Records from a data source
——
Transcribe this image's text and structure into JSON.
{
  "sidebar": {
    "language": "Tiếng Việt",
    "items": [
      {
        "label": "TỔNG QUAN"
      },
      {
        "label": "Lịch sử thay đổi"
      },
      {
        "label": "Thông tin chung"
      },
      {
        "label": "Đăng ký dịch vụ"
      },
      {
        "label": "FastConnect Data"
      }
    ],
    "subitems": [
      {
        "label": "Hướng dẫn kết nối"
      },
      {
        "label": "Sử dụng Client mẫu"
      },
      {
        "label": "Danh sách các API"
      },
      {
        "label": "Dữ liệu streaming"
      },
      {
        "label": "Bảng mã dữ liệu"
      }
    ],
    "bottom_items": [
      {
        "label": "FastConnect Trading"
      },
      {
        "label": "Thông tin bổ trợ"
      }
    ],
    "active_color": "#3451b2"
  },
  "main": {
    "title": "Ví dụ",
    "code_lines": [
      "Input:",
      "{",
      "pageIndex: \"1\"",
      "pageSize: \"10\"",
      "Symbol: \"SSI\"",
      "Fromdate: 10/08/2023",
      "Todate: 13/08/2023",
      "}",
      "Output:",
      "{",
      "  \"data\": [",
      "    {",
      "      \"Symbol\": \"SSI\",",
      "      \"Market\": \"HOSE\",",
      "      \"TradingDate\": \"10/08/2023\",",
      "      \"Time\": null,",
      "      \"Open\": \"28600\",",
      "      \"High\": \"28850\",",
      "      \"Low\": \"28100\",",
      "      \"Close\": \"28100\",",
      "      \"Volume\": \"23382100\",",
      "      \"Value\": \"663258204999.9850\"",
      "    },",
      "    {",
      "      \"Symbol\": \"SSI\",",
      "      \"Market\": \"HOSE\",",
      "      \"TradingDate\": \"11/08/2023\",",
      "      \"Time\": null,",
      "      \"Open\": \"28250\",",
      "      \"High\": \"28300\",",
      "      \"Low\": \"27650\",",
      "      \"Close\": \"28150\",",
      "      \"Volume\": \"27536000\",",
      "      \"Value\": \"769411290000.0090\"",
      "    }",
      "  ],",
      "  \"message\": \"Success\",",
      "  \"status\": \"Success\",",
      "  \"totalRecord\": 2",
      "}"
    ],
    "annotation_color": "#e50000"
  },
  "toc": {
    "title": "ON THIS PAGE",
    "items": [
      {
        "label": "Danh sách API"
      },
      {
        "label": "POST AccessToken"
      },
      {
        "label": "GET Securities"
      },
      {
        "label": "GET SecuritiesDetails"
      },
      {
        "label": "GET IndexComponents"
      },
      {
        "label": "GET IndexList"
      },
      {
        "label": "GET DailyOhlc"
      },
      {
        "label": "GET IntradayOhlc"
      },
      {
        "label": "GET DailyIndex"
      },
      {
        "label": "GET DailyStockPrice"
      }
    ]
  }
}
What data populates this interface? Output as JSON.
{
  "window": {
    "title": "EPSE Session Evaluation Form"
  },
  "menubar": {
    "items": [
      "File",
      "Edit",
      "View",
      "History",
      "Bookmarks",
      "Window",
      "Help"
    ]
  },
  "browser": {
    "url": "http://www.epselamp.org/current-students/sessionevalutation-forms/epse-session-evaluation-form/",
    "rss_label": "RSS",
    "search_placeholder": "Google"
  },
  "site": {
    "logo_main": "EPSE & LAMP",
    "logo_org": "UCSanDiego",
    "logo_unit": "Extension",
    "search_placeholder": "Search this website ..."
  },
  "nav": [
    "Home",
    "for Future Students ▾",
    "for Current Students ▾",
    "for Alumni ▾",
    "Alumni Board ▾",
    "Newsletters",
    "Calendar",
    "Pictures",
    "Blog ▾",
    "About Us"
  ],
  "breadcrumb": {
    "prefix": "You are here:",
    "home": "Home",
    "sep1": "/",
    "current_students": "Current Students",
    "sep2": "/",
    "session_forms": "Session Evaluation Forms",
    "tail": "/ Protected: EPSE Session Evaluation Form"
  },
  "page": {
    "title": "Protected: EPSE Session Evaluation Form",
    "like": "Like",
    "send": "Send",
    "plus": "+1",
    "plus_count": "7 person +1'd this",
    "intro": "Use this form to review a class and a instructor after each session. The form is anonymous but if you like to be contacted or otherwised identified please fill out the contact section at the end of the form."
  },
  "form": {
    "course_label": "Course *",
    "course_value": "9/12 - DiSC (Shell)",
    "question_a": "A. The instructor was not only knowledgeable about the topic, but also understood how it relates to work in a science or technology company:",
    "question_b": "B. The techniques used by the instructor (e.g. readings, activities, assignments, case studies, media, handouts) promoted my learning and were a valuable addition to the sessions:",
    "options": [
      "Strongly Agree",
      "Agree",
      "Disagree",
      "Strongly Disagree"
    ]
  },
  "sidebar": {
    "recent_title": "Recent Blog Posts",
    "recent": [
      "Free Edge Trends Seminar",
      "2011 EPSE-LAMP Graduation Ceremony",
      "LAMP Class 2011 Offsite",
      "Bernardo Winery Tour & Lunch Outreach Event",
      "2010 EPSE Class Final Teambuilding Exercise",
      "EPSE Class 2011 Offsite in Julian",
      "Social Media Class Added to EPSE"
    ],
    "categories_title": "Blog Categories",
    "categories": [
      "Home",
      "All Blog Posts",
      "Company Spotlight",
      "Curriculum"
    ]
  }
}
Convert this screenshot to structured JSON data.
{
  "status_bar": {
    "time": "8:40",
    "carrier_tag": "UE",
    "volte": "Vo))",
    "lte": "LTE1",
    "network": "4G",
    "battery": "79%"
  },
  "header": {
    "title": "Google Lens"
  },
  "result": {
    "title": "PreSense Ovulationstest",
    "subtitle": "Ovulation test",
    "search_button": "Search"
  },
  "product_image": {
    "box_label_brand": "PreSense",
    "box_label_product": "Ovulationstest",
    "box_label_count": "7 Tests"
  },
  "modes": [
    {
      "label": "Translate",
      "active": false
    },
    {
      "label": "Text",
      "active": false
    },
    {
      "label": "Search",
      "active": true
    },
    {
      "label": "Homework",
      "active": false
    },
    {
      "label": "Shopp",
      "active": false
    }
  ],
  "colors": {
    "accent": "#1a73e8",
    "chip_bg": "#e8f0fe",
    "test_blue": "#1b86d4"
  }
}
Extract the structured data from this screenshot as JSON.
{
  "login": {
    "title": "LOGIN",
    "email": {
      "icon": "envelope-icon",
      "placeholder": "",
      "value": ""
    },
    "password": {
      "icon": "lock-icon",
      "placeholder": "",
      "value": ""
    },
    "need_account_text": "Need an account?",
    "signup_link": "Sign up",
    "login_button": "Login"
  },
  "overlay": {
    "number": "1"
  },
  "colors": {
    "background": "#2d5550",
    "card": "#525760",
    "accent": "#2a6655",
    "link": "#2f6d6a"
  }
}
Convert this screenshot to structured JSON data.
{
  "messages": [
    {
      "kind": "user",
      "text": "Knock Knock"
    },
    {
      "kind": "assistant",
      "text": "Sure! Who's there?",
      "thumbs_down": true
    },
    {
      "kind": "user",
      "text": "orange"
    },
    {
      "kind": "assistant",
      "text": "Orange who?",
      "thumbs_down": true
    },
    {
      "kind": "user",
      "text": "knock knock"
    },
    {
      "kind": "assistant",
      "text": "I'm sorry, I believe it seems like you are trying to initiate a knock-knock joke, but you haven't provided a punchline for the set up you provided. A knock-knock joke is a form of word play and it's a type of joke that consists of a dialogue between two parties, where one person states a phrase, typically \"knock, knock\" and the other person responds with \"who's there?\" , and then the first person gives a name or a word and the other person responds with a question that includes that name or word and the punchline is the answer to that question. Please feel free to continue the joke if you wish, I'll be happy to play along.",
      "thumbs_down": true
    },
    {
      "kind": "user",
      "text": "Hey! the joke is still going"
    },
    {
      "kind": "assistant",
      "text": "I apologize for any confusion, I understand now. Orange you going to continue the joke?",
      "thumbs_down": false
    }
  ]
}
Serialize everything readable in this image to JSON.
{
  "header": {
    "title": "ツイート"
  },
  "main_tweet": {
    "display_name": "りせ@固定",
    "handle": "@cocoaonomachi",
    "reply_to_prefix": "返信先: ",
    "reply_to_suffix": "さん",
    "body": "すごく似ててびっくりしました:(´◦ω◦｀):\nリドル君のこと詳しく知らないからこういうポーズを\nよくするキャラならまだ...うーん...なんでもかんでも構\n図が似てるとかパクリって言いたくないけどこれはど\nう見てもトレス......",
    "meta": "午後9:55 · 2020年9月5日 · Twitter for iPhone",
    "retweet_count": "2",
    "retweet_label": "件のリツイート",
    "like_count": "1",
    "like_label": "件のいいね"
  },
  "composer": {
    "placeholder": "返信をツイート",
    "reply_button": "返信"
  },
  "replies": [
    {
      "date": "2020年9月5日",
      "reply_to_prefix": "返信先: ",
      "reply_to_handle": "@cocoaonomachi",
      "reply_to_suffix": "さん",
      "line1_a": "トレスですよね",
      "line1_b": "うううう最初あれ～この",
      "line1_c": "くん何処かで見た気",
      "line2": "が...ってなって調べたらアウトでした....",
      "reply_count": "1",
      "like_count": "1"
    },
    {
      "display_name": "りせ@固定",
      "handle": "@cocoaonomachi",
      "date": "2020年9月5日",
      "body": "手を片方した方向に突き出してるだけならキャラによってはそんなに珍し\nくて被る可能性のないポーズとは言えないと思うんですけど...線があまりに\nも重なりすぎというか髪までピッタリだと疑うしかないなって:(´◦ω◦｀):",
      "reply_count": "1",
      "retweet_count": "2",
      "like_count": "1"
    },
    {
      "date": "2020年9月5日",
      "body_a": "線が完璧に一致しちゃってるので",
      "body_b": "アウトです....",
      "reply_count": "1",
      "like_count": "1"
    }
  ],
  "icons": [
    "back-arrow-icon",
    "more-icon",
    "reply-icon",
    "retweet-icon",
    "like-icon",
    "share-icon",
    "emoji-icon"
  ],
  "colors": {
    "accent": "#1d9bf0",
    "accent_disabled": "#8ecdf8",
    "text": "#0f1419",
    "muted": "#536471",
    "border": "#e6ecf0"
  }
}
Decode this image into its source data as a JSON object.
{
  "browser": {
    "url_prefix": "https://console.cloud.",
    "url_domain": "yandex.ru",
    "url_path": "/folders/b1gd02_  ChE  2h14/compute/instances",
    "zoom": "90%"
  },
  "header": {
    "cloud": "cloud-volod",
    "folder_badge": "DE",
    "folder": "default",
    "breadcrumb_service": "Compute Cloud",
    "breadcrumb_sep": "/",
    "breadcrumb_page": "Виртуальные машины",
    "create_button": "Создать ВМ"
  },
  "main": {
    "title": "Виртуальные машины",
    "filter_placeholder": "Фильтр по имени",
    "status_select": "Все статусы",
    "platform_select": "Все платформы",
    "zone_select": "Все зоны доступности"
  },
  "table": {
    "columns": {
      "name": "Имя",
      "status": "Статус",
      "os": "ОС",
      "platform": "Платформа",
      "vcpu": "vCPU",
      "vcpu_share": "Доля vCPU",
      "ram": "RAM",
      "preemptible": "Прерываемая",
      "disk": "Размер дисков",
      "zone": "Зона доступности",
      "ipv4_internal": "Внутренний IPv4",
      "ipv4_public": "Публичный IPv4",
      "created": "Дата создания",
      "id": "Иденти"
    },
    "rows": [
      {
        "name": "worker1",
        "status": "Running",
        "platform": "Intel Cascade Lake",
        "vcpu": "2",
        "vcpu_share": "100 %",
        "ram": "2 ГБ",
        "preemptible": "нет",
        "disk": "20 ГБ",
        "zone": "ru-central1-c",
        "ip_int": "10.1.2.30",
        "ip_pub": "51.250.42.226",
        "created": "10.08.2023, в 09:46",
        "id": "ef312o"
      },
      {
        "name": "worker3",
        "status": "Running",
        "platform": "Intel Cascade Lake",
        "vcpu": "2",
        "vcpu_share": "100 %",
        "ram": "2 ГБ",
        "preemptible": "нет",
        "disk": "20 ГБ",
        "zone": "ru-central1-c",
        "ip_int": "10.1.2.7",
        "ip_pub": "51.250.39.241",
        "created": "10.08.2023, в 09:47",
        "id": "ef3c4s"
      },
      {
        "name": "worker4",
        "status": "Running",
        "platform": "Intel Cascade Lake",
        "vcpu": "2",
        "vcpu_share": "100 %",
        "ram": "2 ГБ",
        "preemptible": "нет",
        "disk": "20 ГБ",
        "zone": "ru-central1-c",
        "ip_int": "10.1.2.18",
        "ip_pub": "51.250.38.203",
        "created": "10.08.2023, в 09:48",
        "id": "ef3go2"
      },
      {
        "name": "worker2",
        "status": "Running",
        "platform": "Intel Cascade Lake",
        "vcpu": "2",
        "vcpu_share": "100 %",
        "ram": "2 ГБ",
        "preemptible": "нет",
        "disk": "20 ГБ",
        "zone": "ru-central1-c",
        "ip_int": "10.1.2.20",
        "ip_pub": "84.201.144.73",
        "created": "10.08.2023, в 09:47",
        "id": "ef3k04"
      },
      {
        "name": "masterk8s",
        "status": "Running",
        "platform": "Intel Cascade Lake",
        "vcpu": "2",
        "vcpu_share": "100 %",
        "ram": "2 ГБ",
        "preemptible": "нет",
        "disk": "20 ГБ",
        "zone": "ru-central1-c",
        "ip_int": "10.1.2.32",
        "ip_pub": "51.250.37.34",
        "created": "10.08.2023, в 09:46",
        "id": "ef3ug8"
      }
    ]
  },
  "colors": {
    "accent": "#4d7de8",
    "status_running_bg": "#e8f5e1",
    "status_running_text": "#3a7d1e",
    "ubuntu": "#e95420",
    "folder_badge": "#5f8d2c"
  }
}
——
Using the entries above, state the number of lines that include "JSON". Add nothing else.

▸ **RESPONSE AREA**: 7